It was the aim of the following study to assess the incidence of OHCA admissions in a strongly COVID-19 affected urban German region (Munich and its suburbs) during the pandemic. For this descriptive epidemiological study, the data from IVENA (IVENA eHealth, mainis IT, Frankfurt, Germany), a web-based platform used by Munich’s rescue coordination center and the hospitals providing emergency care to coordinate the distribution of patients in Munich’s rescue service area were analyzed. The retrospectively assessed study periods were before, during, and after COVID-19 lockdown from January to August 2020 as well as three control periods from January to August of the years 2017−2019. The mean occurrence of daily OHCAs was analyzed (1) within 2020 comparing pre vs. during vs. post lockdown using Kruskal–Wallis test and (2) in comparison to reference periods using Mann-Whiney-U-T (2020 vs. 2019).
Stratified analyses of the year 2020 showed a significant decrease in the number of daily OHCAs pre vs. during lockdown (pre LD: 1.88, during LD: 1.24 p = 0.010, Fig. 1A). Although the numbers slightly decrease after the relaxation of the restrictions, they still remained lower than before the implementation (pre LD: 1.88, post LD: 1.57 p = 0.078). Comparing the overall numbers of daily OHCAs 2020 with 2019 no significant difference was observed (2020: 1.61, 2019 1.73; p = 0.272, Fig. 1B). Results remained non-significant when stratifying for pre/during/post lockdown. The observation of a non-significant, yet noticeable, decrease in the daily number of OHCAs remains consistent comparing the overall means of daily OHCAs between 2020 and 2019/2018/2017 (2020: 1.61, 2019: 1.73, 2018: 1.72, 2017: 1.70; p = 0.714).
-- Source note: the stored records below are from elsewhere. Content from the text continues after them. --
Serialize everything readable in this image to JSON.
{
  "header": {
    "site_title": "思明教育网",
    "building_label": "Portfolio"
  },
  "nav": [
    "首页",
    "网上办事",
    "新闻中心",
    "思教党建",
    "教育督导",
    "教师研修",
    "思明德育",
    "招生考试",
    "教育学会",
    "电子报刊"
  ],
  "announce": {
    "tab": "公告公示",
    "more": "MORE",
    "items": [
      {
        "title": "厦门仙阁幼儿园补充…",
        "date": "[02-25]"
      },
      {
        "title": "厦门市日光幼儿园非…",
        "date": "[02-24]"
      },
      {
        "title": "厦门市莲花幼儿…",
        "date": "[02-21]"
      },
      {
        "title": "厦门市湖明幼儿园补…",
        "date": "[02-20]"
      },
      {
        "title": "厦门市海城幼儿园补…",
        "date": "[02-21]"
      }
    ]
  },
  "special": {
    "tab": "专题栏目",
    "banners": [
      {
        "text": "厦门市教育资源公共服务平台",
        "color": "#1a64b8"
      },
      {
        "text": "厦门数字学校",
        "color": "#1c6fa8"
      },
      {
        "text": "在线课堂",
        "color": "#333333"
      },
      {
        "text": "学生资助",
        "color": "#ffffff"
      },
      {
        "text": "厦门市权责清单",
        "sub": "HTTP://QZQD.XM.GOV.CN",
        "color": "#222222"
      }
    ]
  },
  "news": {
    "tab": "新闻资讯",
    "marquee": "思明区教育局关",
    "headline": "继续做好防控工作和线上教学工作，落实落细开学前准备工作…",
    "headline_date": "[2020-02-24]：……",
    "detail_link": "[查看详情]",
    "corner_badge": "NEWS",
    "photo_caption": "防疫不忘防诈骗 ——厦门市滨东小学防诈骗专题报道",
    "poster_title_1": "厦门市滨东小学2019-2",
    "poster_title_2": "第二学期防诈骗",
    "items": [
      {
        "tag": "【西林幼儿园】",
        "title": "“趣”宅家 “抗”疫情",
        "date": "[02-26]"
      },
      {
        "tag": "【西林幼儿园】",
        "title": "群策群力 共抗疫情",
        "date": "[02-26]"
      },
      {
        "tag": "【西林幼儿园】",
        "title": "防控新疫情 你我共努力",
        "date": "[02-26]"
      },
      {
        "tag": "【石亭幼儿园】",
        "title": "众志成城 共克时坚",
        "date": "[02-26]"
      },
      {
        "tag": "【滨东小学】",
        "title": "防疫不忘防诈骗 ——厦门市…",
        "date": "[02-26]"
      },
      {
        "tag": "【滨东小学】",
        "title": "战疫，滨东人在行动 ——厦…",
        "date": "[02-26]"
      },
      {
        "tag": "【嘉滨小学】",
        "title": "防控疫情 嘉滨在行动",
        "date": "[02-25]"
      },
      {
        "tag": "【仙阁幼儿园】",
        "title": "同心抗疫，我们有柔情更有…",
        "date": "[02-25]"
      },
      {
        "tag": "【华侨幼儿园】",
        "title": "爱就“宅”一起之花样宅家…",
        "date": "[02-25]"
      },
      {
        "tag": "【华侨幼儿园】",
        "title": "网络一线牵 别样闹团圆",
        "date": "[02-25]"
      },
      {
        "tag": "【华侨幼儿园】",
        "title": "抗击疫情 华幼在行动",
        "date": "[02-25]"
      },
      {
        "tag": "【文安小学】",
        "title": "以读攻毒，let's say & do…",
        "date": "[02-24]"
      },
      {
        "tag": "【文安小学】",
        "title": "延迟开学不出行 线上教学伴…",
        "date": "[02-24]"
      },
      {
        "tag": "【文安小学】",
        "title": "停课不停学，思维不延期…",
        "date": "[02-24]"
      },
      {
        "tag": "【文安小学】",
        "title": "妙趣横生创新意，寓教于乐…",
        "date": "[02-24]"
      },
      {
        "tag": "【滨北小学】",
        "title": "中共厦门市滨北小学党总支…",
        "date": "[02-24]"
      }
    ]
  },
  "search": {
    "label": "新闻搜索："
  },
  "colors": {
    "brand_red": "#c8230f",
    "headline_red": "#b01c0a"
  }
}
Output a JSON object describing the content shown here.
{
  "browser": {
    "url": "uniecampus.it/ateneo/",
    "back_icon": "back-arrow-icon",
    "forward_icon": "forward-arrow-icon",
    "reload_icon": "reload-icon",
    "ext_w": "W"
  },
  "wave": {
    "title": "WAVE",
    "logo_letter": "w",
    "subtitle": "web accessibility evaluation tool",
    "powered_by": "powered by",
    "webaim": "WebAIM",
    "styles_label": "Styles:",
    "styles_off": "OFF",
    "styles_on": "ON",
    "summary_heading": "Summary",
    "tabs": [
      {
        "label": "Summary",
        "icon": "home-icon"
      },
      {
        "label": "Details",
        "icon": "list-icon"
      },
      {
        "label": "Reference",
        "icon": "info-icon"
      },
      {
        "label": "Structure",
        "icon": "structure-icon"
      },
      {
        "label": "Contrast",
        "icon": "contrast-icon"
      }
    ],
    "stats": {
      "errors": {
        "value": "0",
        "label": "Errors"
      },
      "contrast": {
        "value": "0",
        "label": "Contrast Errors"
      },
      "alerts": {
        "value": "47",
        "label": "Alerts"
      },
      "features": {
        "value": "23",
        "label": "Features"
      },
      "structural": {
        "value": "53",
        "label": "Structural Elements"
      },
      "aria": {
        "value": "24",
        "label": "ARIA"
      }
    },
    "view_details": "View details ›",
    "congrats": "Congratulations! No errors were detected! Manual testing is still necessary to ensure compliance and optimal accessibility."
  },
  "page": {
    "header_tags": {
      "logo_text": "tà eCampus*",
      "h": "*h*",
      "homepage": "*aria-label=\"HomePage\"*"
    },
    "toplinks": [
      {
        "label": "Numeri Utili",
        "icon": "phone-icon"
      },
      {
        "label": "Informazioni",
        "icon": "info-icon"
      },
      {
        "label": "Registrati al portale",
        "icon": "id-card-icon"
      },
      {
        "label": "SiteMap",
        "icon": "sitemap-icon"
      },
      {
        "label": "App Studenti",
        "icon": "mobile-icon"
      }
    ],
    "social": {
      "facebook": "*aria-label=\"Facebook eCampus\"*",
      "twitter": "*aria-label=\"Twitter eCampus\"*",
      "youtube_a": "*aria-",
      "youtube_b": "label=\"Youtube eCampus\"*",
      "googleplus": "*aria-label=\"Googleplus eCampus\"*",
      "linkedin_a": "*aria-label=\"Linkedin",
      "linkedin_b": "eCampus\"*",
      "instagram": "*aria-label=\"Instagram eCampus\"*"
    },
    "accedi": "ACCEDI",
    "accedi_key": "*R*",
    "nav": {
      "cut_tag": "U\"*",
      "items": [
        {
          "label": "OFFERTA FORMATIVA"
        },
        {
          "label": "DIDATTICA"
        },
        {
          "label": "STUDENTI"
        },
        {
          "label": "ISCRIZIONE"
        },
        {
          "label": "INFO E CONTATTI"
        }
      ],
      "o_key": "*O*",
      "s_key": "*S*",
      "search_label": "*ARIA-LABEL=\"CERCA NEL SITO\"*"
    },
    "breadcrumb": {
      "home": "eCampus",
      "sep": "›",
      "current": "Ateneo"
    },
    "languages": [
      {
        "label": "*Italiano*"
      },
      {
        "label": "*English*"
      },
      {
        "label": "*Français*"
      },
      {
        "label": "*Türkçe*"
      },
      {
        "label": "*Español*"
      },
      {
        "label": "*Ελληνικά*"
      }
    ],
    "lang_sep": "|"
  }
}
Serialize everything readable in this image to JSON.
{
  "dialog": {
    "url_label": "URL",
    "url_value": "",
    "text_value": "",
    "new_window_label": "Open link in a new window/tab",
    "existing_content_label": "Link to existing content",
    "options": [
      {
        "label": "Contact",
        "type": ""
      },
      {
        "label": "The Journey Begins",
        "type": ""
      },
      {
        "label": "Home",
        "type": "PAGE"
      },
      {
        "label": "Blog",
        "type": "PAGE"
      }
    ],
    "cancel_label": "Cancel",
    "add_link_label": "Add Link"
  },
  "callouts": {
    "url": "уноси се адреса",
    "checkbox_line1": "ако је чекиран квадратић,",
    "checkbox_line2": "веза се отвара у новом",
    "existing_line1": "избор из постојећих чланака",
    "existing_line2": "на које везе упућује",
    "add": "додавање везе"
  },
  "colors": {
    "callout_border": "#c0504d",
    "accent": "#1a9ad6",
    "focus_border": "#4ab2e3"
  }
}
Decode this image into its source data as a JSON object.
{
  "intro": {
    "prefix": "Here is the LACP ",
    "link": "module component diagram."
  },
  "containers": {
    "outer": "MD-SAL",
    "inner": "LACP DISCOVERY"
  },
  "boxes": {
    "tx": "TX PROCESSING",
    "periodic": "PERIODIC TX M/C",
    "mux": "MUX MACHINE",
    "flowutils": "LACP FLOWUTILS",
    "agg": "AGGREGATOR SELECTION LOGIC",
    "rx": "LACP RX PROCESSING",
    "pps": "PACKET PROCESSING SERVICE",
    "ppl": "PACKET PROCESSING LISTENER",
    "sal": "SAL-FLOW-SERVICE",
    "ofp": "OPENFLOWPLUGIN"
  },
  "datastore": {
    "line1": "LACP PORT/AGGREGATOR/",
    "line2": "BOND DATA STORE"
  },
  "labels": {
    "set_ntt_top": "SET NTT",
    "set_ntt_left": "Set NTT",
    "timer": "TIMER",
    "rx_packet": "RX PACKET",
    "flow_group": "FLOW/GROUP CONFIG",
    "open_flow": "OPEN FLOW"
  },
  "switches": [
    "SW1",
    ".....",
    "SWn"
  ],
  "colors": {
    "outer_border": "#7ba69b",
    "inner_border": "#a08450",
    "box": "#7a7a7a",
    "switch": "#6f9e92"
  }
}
Our results on OHCA admission incidences during COVID-19 pandemic are in line with recent data from a low prevalence region in the U.S. where the overall OHCA cases during pandemic did not increase significantly.
However, several international studies have seen a dramatic increase in OHCA incidences. This raises the question how these conflictive results may be explained. First, all these reports came from highly COVID-19 affected regions with overwhelmed health care systems in Italy, France, UK and the U.S.
Second, increased OHCA incidences in highly affected regions are possibly caused by a reduction in patients seeking care for urgent medical conditions, because of the fear of being infected in the hospital.
In summary, differences in OHCA incidences between different regions worldwide might reflect both efficacy of the local health-care systems and population health. Further studies are warranted further investigating associations between OHCA and Covid-19.
Conflict of interest statement
The authors declare they have no conflict of interest.
Clinical characteristics of coronavirus disease 2019 in China.